» **Task description**
Repeat every record below exactly, omitting any pictures.

» **Data**
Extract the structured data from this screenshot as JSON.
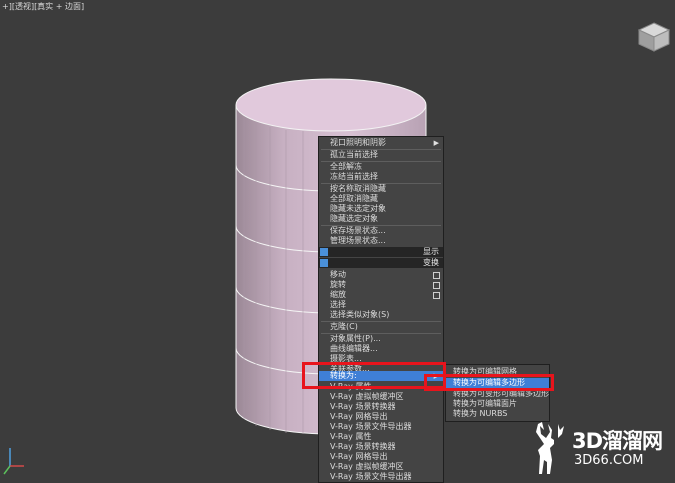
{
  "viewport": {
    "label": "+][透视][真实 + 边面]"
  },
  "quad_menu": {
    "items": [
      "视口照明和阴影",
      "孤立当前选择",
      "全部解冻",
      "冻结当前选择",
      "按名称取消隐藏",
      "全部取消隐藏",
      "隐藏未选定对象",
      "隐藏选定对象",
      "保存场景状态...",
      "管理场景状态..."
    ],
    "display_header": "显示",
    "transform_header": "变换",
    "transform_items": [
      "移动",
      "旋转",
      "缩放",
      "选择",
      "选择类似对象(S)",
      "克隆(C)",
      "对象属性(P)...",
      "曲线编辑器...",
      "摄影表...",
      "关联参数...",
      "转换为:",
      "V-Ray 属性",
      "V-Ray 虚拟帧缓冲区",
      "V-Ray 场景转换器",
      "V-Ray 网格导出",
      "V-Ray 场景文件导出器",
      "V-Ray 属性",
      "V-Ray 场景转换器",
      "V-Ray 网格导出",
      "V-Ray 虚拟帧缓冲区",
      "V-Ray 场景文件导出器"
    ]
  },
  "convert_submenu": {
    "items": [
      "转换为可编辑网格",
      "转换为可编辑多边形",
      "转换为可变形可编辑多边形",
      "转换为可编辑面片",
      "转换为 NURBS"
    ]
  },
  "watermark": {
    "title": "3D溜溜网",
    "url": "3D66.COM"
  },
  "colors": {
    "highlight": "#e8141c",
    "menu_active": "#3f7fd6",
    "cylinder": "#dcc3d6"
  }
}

» **Answer to the problem**
Extract the structured data from this screenshot as JSON.
{
  "viewport": {
    "label": "+][透视][真实 + 边面]"
  },
  "quad_menu": {
    "items": [
      "视口照明和阴影",
      "孤立当前选择",
      "全部解冻",
      "冻结当前选择",
      "按名称取消隐藏",
      "全部取消隐藏",
      "隐藏未选定对象",
      "隐藏选定对象",
      "保存场景状态...",
      "管理场景状态..."
    ],
    "display_header": "显示",
    "transform_header": "变换",
    "transform_items": [
      "移动",
      "旋转",
      "缩放",
      "选择",
      "选择类似对象(S)",
      "克隆(C)",
      "对象属性(P)...",
      "曲线编辑器...",
      "摄影表...",
      "关联参数...",
      "转换为:",
      "V-Ray 属性",
      "V-Ray 虚拟帧缓冲区",
      "V-Ray 场景转换器",
      "V-Ray 网格导出",
      "V-Ray 场景文件导出器",
      "V-Ray 属性",
      "V-Ray 场景转换器",
      "V-Ray 网格导出",
      "V-Ray 虚拟帧缓冲区",
      "V-Ray 场景文件导出器"
    ]
  },
  "convert_submenu": {
    "items": [
      "转换为可编辑网格",
      "转换为可编辑多边形",
      "转换为可变形可编辑多边形",
      "转换为可编辑面片",
      "转换为 NURBS"
    ]
  },
  "watermark": {
    "title": "3D溜溜网",
    "url": "3D66.COM"
  },
  "colors": {
    "highlight": "#e8141c",
    "menu_active": "#3f7fd6",
    "cylinder": "#dcc3d6"
  }
}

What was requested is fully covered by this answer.